$150K endowment by P3 Group helps Jackson State students pay college expenses; Sonic Boom gets $10K boost

(JACKSON, Miss.) — Jackson State University received a $150,000 endowment from the foundation of The P3 Group, Inc., which is the largest African American-owned real-estate development firm in the U.S. The Group equally contributed $150,000 to Florida A&M University.

The P3 Group, Inc., which is the largest African American-owned real-estate development firm in the U.S. donated $150,000 to JSU and FAMU earlier this year. The group also gave $10,000 to the Sonic Boom of the South. (Photo by Charles A. Smith/JSU)

The Brown Foundation Community Development Corporation, the philanthropic arm of P3, also provided a one-time $10,000 donation to the Sonic Boom of the South marching band earlier this season.

The foundation said the larger funds provide scholarships to students enrolled full-time at JSU and who demonstrate a financial need that can’t be met by other scholarships and financial aid. The endowment is being funded over five years through 2025 at $30,000 annually, with qualifying students receiving $2,000 per semester.

The P3 Group is headquartered in Memphis, Tennessee. Its projects include working with foundations, schools, cities, counties and quasi-governmental agencies throughout the U.S. and the Caribbean.

Dee Brown is president and CEO of The P3 Group, which has a history of public-private partnerships. The Clarksdale, Mississippi, native said the Brown Foundation assists communities that have helped to enrich and grow the P3 business.

Brown added that the firm’s foundation also assists with educational programs from Pre-K to fifth grade and supports food pantries at various institutions of higher learning.

“We chose to connect with Jackson State University because we have worked with its foundation over the past year. The JSU Development Foundation has really been a good entity to work with. We wanted to see how we could give back to help serve the university’s mission and goals.”

Gee Johnson, chair of the JSU Development Foundation (JSUDF), said the scholarship dollars will help offset the increasing costs of education for students, thereby reducing the wealth gap for young African Americans.

“If you’re not saddled with an exorbitant amount of debt to get an education to move forward, then you can get a leg up when you start working in your field,” Johnson said. “JSUDF solicits privately donated dollars to make sure that every person who wants an education can get one.”

Explaining why he gifted the Sonic Boom with $10,000, Brown said, HBCU bands have been historically underfunded but are a critical piece of the HBCU experience. Athletic teams may win, get all the accolades and bring home the trophy; however, one of the main reasons individuals attend the games is to see the bands perform.

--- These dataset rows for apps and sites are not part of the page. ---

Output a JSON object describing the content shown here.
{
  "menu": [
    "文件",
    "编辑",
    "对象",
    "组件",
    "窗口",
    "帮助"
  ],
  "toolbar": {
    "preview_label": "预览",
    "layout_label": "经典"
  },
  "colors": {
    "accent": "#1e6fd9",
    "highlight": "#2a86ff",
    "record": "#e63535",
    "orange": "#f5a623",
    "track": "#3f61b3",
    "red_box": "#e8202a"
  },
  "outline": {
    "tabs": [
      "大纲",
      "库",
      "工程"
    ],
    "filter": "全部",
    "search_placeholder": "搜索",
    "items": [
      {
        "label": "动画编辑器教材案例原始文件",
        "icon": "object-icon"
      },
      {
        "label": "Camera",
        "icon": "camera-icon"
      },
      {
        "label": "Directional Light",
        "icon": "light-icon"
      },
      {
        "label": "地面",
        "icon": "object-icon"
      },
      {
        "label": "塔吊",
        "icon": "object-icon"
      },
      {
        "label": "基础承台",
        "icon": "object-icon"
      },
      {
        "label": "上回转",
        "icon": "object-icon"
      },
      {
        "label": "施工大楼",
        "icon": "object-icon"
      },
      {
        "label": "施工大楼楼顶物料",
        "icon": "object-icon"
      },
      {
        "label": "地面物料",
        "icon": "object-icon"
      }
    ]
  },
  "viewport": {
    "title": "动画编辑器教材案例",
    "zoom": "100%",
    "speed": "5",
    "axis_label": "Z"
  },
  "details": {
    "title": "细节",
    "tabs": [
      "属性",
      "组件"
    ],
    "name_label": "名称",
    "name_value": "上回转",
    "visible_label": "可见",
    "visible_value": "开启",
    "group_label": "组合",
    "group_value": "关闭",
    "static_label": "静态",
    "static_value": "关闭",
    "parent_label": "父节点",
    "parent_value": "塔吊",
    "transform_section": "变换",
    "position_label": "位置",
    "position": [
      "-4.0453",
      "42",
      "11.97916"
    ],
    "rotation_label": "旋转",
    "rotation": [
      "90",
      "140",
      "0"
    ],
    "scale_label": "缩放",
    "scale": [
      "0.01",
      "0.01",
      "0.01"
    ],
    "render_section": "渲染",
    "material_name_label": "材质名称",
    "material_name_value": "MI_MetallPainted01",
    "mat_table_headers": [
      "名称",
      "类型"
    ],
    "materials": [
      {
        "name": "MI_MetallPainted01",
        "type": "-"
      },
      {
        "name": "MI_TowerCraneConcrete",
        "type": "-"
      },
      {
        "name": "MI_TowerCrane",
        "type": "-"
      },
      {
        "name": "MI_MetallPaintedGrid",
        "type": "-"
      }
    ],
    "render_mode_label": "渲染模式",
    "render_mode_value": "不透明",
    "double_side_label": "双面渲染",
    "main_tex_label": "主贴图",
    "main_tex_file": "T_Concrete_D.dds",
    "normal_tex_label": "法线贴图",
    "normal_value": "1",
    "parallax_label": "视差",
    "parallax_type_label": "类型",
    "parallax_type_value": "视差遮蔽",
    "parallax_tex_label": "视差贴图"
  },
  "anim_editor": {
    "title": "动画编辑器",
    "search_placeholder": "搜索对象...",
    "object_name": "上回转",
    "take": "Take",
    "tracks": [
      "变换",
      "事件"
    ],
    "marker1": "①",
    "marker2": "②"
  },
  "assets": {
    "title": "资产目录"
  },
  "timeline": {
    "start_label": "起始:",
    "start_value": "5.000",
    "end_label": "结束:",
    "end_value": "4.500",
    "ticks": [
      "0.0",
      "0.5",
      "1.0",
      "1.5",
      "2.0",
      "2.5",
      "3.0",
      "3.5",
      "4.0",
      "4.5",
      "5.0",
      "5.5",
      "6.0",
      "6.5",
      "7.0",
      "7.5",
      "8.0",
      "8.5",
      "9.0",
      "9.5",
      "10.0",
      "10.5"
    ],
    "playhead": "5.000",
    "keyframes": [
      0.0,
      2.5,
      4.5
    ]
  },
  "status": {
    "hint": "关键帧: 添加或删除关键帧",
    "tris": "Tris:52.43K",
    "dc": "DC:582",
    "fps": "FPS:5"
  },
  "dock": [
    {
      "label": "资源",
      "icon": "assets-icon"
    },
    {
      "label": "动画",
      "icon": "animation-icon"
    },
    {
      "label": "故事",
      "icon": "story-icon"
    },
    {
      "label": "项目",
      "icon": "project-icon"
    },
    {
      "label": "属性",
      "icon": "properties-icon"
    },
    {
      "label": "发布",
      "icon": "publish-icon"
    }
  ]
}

In fact, Roderick D. Little, Ph.D., assistant professor of music and JSU’s director of bands, said he’s grateful for the financial support.

“I would like to thank the P3 group for their sizable donation of $10,000 to the Sonic Boom. Their donation assisted with our band’s paraphernalia at the beginning of the season. We look forward to furthering our relationship and collaboration in the future with P3,” Little said.